We're now officially into the Advent countdown, but before we even hit December, the Christmas advertising was already in full flow, mostly laden with celebrities or Santa Clauses.
The most notable celebrity catch seems to have been by Tesco, whose Christmas ad campaign is fronted by the Spice Girls.
The girl power gang have only recently reunited after a seven-year hiatus and the Tesco ad rather conveniently lines up with the launch of their Greatest Hits album, a new single and the start of their worldwide tour starting this month.
The ad shows the five Spices in store buying secret Santa presents for one another and having to hide in various places (behind Christmas trees, inside jumpers, in Transformer masks and so on) so they aren't spotted by their band mates.
According to newspaper reports, the girls were paid £1m each for the ad campaign.
Tesco's ratings on BrandIndex started down this month as a result of the negative reaction to the Competition Commission's report into supermarkets, so it was on a recovery trend by the time the ad debuted on 12 November.
Buzz peaked at only eight points, up a meagre two points, its "recommend to a friend" score has remained static, while its quality rating has fallen by three points to 33.
Only in general impression is there any rise in scores, where it's up five points to 37 - not much of a boost for a big Christmas ad campaign.
Away from the small screen, the Spice Girls' comeback single has also failed to trouble the upper reaches of the charts - perhaps Tesco's celebrity coup doesn't have the zig-a-zig-ah it had hoped for.
YouGov's BrandIndex is a daily measure of public perception of more than 1,100 consumer brands across 32 sectors, measured on a seven-point profile, with data delivered on the next day.
YouGov interviews 2,000 people each weekday, more than half a million interviews per year.
This means you can spot trends as soon as they happen, not when it's too late.

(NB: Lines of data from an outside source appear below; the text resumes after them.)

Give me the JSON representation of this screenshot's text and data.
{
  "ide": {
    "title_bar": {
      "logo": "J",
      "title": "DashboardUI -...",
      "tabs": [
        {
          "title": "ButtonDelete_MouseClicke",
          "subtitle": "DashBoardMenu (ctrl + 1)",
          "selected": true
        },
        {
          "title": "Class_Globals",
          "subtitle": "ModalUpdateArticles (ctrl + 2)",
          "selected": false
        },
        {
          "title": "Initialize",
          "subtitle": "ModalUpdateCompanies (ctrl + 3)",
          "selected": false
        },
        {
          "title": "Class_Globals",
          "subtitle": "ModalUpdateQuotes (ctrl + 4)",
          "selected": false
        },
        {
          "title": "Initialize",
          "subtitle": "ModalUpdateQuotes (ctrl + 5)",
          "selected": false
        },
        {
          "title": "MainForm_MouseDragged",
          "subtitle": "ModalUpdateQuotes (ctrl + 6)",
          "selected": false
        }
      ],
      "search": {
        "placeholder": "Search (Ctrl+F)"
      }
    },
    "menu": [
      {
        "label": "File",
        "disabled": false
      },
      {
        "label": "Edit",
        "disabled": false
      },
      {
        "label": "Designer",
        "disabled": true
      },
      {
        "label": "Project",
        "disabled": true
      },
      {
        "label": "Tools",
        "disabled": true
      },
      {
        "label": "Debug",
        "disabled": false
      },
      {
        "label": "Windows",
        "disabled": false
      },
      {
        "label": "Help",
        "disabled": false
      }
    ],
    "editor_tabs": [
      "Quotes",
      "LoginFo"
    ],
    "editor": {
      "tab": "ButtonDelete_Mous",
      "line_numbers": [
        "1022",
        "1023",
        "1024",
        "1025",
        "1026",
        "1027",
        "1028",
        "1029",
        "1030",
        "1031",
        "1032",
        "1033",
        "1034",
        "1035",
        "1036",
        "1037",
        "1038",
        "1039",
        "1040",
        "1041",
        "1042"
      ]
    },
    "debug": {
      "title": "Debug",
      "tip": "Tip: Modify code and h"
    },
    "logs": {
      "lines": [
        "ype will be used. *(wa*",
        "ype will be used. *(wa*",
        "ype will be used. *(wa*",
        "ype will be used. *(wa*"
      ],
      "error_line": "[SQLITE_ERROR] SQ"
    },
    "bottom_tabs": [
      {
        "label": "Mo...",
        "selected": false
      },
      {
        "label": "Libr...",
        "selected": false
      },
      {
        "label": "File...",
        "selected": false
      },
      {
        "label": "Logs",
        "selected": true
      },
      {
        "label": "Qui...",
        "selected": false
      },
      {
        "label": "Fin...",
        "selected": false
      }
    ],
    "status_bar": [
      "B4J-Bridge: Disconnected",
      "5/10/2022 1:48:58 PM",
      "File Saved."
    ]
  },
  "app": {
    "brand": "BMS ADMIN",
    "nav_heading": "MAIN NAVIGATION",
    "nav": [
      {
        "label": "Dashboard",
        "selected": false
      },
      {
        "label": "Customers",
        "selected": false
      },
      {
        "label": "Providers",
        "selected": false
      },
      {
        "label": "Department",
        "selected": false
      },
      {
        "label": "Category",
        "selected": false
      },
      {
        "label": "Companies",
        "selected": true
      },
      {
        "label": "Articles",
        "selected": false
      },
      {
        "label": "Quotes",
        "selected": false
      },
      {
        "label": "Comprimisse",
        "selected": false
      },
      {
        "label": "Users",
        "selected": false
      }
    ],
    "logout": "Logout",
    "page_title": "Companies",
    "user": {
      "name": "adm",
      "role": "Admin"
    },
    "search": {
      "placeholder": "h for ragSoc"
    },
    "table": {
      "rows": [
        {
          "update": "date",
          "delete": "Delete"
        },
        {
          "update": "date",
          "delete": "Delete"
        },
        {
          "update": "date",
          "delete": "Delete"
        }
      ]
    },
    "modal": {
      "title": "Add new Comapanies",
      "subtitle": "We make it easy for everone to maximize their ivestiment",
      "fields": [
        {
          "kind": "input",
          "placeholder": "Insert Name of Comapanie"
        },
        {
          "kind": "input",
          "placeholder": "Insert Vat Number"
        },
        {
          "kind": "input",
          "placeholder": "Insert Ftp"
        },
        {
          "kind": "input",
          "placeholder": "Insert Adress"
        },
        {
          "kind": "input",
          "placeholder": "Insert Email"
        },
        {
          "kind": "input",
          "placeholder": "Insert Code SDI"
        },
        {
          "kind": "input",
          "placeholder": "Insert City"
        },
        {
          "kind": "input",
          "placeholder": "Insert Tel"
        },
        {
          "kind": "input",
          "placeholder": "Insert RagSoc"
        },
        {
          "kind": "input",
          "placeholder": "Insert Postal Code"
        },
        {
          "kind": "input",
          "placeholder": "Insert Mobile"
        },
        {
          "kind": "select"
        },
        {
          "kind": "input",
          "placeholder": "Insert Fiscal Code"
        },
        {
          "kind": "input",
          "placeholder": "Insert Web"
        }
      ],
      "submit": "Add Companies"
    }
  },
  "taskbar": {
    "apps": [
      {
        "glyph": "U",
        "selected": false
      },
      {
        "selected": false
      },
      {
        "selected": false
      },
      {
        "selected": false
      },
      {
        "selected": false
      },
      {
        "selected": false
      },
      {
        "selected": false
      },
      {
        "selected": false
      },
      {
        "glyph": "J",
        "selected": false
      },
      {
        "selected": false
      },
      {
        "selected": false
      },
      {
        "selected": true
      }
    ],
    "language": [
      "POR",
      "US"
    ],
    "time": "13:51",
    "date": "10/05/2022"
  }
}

Respondents are drawn from an online panel of more than 130,000.
The score is the net rating: people are asked to identify the brands to which they have a positive response, and then those to which they have a negative response, to whatever is the prompt measure.
The net score is the positive minus the negative.
The seven measures that make the complete profile are below.
Each is taken independently - in any one survey, any individual respondent is asked about only one measure for the sector, not all seven. Therefore, none of the readings influence each other within the survey.
2. General impression
7. Corporate reputation
In addition, we supply an index score.
by Sundip Chahal